> [EXERCISE]
Your result should be every line of the records below that contains the word "проверочные".

══════════════════════════════

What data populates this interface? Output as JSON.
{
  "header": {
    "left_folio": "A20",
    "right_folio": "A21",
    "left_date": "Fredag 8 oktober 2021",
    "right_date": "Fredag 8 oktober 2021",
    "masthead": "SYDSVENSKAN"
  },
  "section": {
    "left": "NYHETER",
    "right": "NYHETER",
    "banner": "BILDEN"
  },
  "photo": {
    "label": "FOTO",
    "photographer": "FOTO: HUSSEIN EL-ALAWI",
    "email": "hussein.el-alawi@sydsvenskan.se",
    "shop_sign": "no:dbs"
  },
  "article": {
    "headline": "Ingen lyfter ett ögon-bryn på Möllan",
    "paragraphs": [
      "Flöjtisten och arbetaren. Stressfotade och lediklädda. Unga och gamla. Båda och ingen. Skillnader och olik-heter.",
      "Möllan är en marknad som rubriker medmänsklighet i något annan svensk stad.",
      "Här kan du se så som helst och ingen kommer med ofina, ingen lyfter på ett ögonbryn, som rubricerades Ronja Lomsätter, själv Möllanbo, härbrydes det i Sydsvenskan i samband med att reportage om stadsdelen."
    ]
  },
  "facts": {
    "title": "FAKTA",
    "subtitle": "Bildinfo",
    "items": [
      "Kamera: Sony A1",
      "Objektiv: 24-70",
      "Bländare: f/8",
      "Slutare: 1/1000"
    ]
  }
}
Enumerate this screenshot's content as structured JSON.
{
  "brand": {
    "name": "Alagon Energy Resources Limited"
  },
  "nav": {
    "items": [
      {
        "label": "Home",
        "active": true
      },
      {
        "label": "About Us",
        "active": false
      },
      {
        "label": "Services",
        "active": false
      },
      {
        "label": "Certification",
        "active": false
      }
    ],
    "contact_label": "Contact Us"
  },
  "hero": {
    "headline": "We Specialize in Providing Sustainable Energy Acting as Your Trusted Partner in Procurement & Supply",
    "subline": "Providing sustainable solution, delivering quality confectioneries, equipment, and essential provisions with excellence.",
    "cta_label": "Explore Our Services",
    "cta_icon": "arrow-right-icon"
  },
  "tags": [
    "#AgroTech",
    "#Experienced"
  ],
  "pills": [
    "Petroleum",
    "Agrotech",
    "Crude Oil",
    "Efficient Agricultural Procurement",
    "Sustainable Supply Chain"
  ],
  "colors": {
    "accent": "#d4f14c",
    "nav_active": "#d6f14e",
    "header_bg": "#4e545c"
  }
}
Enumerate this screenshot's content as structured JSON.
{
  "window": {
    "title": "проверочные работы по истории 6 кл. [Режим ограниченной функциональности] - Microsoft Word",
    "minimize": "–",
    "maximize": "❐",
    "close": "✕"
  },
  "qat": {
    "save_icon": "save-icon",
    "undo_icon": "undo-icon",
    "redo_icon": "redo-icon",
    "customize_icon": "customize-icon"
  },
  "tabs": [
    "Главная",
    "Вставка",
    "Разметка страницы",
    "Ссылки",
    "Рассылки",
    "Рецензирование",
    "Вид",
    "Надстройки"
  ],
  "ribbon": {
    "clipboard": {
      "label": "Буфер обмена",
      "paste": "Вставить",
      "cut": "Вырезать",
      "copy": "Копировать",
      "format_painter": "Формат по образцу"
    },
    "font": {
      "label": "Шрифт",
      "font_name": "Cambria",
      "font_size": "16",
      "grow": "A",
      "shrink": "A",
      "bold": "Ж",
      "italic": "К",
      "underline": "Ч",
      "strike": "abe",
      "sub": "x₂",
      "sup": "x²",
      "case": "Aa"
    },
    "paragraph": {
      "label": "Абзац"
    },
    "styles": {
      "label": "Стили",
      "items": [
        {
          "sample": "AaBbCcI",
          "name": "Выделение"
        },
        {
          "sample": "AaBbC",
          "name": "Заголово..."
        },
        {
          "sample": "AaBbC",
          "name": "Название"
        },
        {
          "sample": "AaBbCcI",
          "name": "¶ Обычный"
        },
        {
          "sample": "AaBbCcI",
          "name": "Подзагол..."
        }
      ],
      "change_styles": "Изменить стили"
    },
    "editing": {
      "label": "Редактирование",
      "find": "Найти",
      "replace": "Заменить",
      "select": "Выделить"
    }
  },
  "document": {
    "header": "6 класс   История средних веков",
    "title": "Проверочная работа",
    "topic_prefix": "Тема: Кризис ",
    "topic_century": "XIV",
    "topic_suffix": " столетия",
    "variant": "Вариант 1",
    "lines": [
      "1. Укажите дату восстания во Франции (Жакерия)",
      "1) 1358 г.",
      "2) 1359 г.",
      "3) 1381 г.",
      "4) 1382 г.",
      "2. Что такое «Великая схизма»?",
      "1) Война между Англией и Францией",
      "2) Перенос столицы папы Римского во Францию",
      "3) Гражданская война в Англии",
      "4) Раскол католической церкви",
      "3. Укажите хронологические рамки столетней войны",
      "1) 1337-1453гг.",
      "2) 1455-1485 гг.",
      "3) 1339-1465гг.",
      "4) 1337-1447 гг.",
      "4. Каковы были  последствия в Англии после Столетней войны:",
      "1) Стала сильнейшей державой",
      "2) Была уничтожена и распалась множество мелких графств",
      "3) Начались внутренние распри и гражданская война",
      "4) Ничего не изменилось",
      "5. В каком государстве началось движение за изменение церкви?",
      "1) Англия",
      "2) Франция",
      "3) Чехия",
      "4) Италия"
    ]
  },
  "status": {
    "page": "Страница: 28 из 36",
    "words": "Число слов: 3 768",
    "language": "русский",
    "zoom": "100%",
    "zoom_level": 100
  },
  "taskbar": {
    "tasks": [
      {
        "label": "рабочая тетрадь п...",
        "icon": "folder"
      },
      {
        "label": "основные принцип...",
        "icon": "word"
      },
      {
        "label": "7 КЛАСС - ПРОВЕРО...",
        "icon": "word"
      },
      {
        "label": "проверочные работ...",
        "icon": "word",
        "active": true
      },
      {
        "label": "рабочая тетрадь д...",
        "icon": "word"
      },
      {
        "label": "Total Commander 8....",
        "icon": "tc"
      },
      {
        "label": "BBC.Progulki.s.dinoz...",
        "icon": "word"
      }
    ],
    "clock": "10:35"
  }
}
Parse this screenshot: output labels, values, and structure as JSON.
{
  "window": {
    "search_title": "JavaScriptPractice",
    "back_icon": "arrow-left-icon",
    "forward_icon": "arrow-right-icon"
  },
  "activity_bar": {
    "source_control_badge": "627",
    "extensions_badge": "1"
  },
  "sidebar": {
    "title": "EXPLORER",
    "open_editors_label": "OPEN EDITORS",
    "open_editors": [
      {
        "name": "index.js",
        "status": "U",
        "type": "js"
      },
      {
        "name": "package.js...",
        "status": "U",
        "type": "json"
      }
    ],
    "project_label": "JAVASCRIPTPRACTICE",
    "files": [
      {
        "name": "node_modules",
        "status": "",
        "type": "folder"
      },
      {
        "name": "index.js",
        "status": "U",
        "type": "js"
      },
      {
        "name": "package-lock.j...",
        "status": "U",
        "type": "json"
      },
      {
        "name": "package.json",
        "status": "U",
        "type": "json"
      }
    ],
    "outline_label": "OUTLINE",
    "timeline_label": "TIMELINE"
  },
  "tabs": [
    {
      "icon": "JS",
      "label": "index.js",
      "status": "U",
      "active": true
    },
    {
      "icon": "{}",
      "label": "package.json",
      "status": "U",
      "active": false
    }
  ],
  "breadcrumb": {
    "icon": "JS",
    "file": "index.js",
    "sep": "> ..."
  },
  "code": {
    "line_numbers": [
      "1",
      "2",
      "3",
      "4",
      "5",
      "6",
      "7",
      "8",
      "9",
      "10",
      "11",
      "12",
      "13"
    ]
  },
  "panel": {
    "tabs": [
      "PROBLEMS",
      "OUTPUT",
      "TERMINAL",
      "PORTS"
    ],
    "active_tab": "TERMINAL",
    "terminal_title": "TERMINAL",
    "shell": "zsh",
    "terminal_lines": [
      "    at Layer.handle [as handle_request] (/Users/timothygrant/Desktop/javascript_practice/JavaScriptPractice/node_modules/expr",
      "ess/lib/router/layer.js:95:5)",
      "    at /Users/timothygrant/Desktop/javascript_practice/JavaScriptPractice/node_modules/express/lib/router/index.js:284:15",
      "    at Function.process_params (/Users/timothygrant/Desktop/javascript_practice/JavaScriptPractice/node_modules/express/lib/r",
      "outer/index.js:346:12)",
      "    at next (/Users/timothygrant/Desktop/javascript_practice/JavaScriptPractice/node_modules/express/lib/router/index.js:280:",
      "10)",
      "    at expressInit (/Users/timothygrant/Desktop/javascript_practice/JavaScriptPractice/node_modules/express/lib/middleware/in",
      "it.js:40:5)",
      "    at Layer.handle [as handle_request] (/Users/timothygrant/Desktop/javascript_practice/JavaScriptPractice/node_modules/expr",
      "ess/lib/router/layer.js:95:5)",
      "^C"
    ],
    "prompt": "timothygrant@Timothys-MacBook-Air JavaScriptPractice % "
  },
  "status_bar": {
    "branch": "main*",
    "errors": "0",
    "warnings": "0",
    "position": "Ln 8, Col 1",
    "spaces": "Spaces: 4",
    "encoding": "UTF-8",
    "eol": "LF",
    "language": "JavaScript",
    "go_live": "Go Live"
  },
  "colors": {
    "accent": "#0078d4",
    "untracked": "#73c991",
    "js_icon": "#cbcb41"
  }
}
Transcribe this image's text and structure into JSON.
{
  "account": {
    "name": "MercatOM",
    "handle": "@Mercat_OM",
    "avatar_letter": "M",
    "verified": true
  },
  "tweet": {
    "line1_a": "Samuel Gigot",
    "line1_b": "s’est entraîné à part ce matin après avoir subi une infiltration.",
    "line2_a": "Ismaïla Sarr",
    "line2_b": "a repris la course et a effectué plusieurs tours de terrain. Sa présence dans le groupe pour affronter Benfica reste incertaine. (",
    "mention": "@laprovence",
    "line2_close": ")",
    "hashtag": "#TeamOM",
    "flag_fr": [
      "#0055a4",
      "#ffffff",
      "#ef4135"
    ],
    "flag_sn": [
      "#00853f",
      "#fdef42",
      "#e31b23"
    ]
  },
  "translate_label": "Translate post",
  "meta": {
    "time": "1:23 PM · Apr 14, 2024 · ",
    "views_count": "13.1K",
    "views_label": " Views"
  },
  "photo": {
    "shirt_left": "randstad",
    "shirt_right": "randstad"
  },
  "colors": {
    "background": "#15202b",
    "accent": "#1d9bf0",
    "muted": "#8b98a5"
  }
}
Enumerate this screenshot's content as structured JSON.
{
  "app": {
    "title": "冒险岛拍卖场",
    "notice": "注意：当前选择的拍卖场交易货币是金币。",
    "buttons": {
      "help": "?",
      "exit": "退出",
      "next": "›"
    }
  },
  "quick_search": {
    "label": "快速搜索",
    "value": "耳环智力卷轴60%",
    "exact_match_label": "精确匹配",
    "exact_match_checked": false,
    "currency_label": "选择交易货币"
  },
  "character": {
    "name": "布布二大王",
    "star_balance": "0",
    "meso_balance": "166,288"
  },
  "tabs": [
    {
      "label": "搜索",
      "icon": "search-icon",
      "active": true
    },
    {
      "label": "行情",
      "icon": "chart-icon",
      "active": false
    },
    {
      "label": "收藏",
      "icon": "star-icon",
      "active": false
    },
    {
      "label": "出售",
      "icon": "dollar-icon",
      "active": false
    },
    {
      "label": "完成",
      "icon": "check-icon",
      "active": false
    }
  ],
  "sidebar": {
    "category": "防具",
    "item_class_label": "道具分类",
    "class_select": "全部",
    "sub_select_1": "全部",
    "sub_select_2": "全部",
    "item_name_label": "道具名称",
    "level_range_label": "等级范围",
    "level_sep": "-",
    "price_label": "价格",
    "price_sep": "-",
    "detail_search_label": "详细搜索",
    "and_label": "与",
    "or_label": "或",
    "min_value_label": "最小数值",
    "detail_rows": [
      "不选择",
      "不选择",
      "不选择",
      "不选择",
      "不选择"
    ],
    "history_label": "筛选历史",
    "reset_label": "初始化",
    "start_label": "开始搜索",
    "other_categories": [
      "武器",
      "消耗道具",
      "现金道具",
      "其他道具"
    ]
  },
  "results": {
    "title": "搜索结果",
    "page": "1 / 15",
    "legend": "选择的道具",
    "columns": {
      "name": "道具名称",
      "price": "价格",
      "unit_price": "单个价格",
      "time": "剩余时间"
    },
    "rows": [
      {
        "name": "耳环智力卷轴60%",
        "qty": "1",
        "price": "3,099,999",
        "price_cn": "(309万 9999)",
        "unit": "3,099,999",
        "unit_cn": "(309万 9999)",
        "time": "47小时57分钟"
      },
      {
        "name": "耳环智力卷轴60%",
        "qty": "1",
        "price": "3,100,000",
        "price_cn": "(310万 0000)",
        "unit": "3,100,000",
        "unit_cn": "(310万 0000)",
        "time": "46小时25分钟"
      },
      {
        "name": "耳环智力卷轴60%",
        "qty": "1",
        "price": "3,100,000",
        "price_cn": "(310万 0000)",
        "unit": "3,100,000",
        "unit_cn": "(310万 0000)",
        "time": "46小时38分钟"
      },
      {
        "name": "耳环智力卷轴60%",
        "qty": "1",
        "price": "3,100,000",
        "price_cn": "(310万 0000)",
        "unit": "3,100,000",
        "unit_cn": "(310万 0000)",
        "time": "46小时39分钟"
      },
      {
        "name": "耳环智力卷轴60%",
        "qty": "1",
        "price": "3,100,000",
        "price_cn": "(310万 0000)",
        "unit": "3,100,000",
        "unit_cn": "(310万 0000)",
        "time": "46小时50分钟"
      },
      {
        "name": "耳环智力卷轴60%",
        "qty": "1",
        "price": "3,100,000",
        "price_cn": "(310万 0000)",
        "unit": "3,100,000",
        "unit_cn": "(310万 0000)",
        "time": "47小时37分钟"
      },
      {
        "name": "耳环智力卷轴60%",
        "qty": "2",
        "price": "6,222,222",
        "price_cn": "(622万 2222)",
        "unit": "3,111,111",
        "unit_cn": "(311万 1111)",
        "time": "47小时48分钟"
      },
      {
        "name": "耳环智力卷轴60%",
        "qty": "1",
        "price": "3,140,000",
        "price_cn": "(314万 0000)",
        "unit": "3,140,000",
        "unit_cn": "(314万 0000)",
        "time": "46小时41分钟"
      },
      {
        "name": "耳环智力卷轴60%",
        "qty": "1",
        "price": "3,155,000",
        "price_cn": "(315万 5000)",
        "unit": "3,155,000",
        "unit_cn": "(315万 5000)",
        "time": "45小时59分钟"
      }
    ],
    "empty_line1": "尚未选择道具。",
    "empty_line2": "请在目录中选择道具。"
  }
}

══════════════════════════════

> [PROBLEM SOLUTION]
    "title": "проверочные работы по истории 6 кл. [Режим ограниченной функциональности] - Microsoft Word",
        "label": "проверочные работ...",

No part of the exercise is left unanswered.